The 39th Reconnaissance Aviation Regiment was transferred to Samarkand and the 6th Air Army in 1947.[5]

Air Force Colonel General Sergey Goryunov was commander of 17th Air Army between 1946 and 1949.[6]

In February 1949 it was redesignated the 69th Air Army. In April 1964 the 69th Air Army became the Air Forces of the Kiev Military District. In April 1968 the Air Forces of the Kiev Military District became the 69th Air Army once more. In April 1972 the 69th Air Army was redesignated the 17th Air Army. In June 1980 the 17th Air Army became the Air Forces of the Kiev Military District. In May 1988 the Air Forces of the Kiev Military District became the 17th Air Army.

In 1992 the air army became part of the Armed Forces of Ukraine; by 1996 it appears to have been dissolved.

Order of battle 1970[edit]

Organisation 1970:

  • 138th Fighter Aviation Division (Mirgorod, Mirgorod Oblast)[7]
  • 255th Separate Mixed Aviation Squadron (Borispol, Kiev Oblast)
  • 135th Separate Communications Regiment (Kiev, Kiev Oblast)
  • Chernigov Higher Military Aviation School of Pilots (ChVVAUL) (Chernigov, Chernigov Oblast)
  • Kharkov Higher Military Aviation School of Pilots (KhVVAUL) (Kharkov-Chuguev, Kharkov Oblast)
  • Voroshilovgrad Higher Military Aviation School of Navigators (VVVAUSh) (Voroshilovgrad (Lugansk), Voroshilovgrad Oblast)

April 1972 renamed 17th Air Army.

The 138th Fighter Aviation Division joined the 24th Air Army VGK in 1980.

Order of battle late 1980s[edit]

In the late 1980s its headquarters was at Kiev.

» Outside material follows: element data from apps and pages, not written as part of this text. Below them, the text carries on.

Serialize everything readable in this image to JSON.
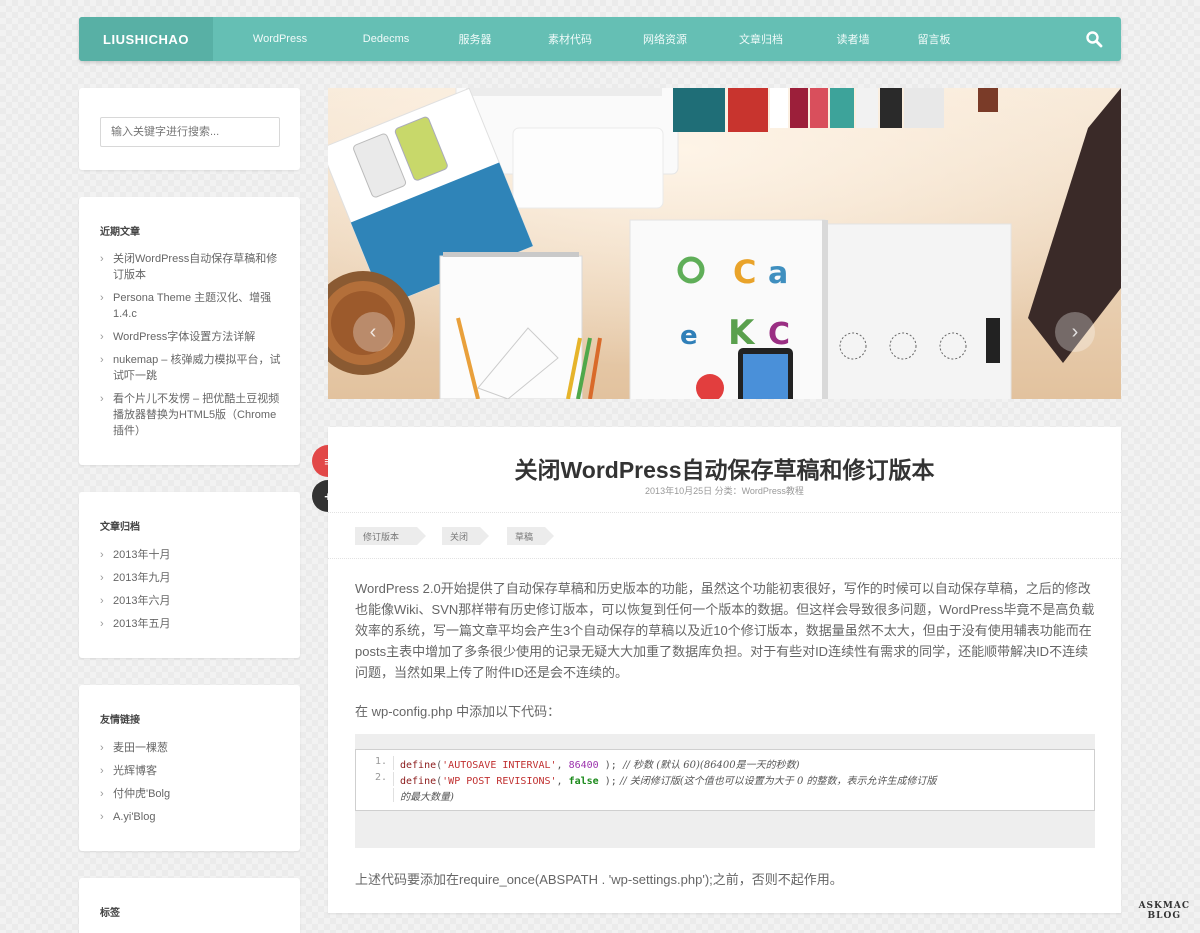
{
  "brand": "LIUSHICHAO",
  "nav": {
    "items": [
      {
        "label": "WordPress"
      },
      {
        "label": "Dedecms"
      },
      {
        "label": "服务器"
      },
      {
        "label": "素材代码"
      },
      {
        "label": "网络资源"
      },
      {
        "label": "文章归档"
      },
      {
        "label": "读者墙"
      },
      {
        "label": "留言板"
      }
    ],
    "search_icon": "search-icon"
  },
  "sidebar": {
    "search_placeholder": "输入关键字进行搜索...",
    "recent": {
      "title": "近期文章",
      "items": [
        "关闭WordPress自动保存草稿和修订版本",
        "Persona Theme 主题汉化、增强 1.4.c",
        "WordPress字体设置方法详解",
        "nukemap – 核弹威力模拟平台，试试吓一跳",
        "看个片儿不发愣 – 把优酷土豆视频播放器替换为HTML5版（Chrome 插件）"
      ]
    },
    "archive": {
      "title": "文章归档",
      "items": [
        "2013年十月",
        "2013年九月",
        "2013年六月",
        "2013年五月"
      ]
    },
    "links": {
      "title": "友情链接",
      "items": [
        "麦田一棵葱",
        "光辉博客",
        "付仲虎'Bolg",
        "A.yi'Blog"
      ]
    },
    "tags": {
      "title": "标签"
    }
  },
  "slider": {
    "prev": "‹",
    "next": "›"
  },
  "post": {
    "title": "关闭WordPress自动保存草稿和修订版本",
    "meta": "2013年10月25日   分类：WordPress教程",
    "tags": [
      "修订版本",
      "关闭",
      "草稿"
    ],
    "body": "WordPress 2.0开始提供了自动保存草稿和历史版本的功能，虽然这个功能初衷很好，写作的时候可以自动保存草稿，之后的修改也能像Wiki、SVN那样带有历史修订版本，可以恢复到任何一个版本的数据。但这样会导致很多问题，WordPress毕竟不是高负载效率的系统，写一篇文章平均会产生3个自动保存的草稿以及近10个修订版本，数据量虽然不太大，但由于没有使用辅表功能而在posts主表中增加了多条很少使用的记录无疑大大加重了数据库负担。对于有些对ID连续性有需求的同学，还能顺带解决ID不连续问题，当然如果上传了附件ID还是会不连续的。",
    "p2": "在 wp-config.php 中添加以下代码：",
    "code": {
      "line1": {
        "num": "1.",
        "kw": "define",
        "open": "(",
        "str": "'AUTOSAVE_INTERVAL'",
        "sep": ", ",
        "val": "86400",
        "close": " );",
        "comment": "  // 秒数 (默认 60)(86400是一天的秒数)"
      },
      "line2": {
        "num": "2.",
        "kw": "define",
        "open": "(",
        "str": "'WP_POST_REVISIONS'",
        "sep": ", ",
        "val": "false",
        "close": " );",
        "comment": " // 关闭修订版(这个值也可以设置为大于 0 的整数，表示允许生成修订版",
        "comment2": "的最大数量)"
      }
    },
    "p3": "上述代码要添加在require_once(ABSPATH . 'wp-settings.php');之前，否则不起作用。"
  },
  "float_buttons": {
    "top": "≡",
    "add": "+"
  },
  "watermark": {
    "line1": "ASKMAC",
    "line2": "BLOG"
  },
  "colors": {
    "accent": "#65bfb4",
    "red_button": "#e24848",
    "dark_button": "#333333"
  }
}
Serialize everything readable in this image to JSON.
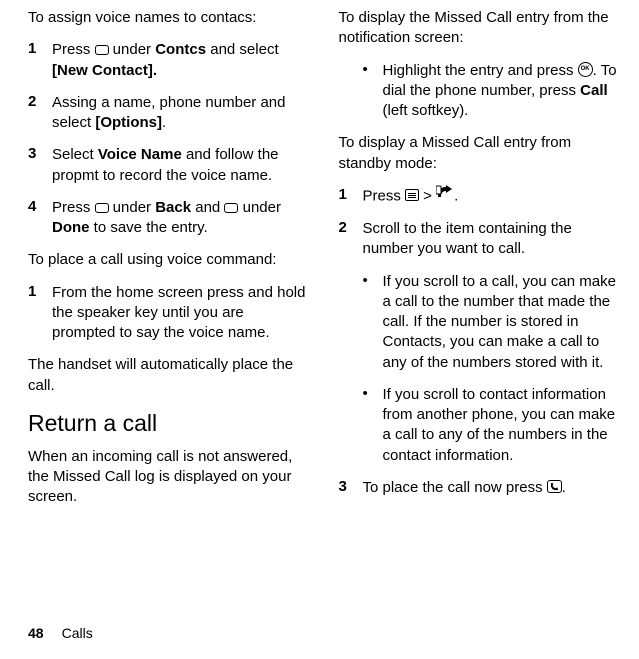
{
  "col1": {
    "intro": "To assign voice names to contacs:",
    "steps": [
      {
        "n": "1",
        "pre": "Press ",
        "icon": "softkey",
        "post1": " under ",
        "b1": "Contcs",
        "post2": " and select ",
        "b2": "[New Contact]."
      },
      {
        "n": "2",
        "text": "Assing a name, phone number and select ",
        "b1": "[Options]",
        "post": "."
      },
      {
        "n": "3",
        "pre": "Select ",
        "b1": "Voice Name",
        "post": " and follow the propmt to record the voice name."
      },
      {
        "n": "4",
        "pre": "Press ",
        "icon1": "softkey",
        "mid1": " under ",
        "b1": "Back",
        "mid2": " and ",
        "icon2": "softkey",
        "mid3": " under ",
        "b2": "Done",
        "post": " to save the entry."
      }
    ],
    "intro2": "To place a call using voice command:",
    "steps2": [
      {
        "n": "1",
        "text": "From the home screen press and hold the speaker key until you are prompted to say the voice name."
      }
    ],
    "outro": "The handset will automatically place the call.",
    "heading": "Return a call",
    "para2": "When an incoming call is not answered, the Missed Call log is displayed on your screen."
  },
  "col2": {
    "intro": "To display the Missed Call entry from the notification screen:",
    "bullet1": {
      "pre": "Highlight the entry and press ",
      "icon": "ok",
      "post1": ". To dial the phone number, press ",
      "b1": "Call",
      "post2": " (left softkey)."
    },
    "intro2": "To display a Missed Call entry from standby mode:",
    "steps": [
      {
        "n": "1",
        "pre": "Press ",
        "icon1": "menu",
        "mid": " > ",
        "icon2": "recent",
        "post": "."
      },
      {
        "n": "2",
        "text": "Scroll to the item containing the number you want to call."
      }
    ],
    "bullets2": [
      "If you scroll to a call, you can make a call to the number that made the call. If the number is stored in Contacts, you can make a call to any of the numbers stored with it.",
      "If you scroll to contact information from another phone, you can make a call to any of the numbers in the contact information."
    ],
    "step3": {
      "n": "3",
      "pre": "To place the call now press ",
      "icon": "call",
      "post": "."
    }
  },
  "footer": {
    "page": "48",
    "section": "Calls"
  }
}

This order of battle is a composite; aircraft numbers are from Vad777 and virtually all other information is from Michael Holm, with some material from Feskov et al.

  • 255th Separate Composite Aviation Squadron (Borispol/Борисполь, near Kiev): transport aircraft - 7 Mil Mi-8, 2 Mil Mi-6[8]
  • 228th Separate Electronic Warfare Helicopter Squadron (Borispol, near Kiev): 15 Mi-8[9]
  • 135th Separate Signals Regiment (Kiev (city))

Lugansk Higher Military Aviation School of Navigators (Луганское ВВАУШ/Lugansk VVAUSh)[10]

  • 46th Training Aviation Regiment (Voroshilovgrad (Lugansk), Voroshilovgrad Oblast) with An-26
  • 130th Training Aviation Regiment (Mariupol, Donetsk Oblast) with An-12BK
  • 228th Training Aviation Regiment (Bagerovo, Krymskaya Oblast): 36 MiG-21; 20 L-29
  • 286th Training Aviation Regiment (UAP) (Feskov et al.); not listed by Holm.

Kharkhov Higher Military Aviation School of Pilots (Харьковское ВВАУЛ/Kharkov VVAUL)[11]

  • 443rd Training Aviation Regiment (Velikaya Krucha, Poltava Oblast): 101 L-39
  • 809th Training Aviation Regiment (Akhtyrka, Sumy Oblast); 102 L-39
  • 810th Training Aviation Regiment (Chuguev, Kharkov Oblast): 103 MiG-21
  • 812th Aviation Regiment (Kupyansk (Kurlovka), Kharkov Oblast): 102 MiG-21

Chernigov Higher Military Aviation School of Pilots (Черниговское ВВАУЛ/Chernigov VVAUL)

The Chernigov School was disbanded 30.11.1995.[12]


  1. ^ Combat composition of the Soviet Army, 1 April 1943
  2. ^ Great Soviet Encyclopedia
  3. ^ Keith E. Bonn et al, Slaughterhouse, 2005, 339.
  4. ^ Combat composition of the Soviet Army, 1 May 1945
  5. ^ http://www.ww2.dk/new/air%20force/regiment/orap/39orap.htm
  6. ^ "Горюнов Сергей Кондратьевич". www.warheroes.ru. Retrieved 2018-10-27.
  7. ^ Activated during Second World War as 288th FAD. Redesignated 1 October 1949 as 138 FAD. http://www.ww2.dk/new/air%20force/division/iad/138iad.htm
  8. ^ http://www.ww2.dk/new/air%20force/squadrons/osae/255osae.htm
  9. ^ http://www.ww2.dk/new/air%20force/squadrons/ove/228overeb.htm
  10. ^ Source http://www.ww2.dk/new/air%20force/division/schools/vvaush.htm
  11. ^ Translations from http://www.ww2.dk/new/air%20force/division/schools/khvvaul.htm, accessed November 2012.
  12. ^ http://www.ww2.dk/new/air%20force/division/schools/chvvaul.htm

Further reading[edit]

  • Air Forces Monthly, March 1994 (Further reading)

External links[edit]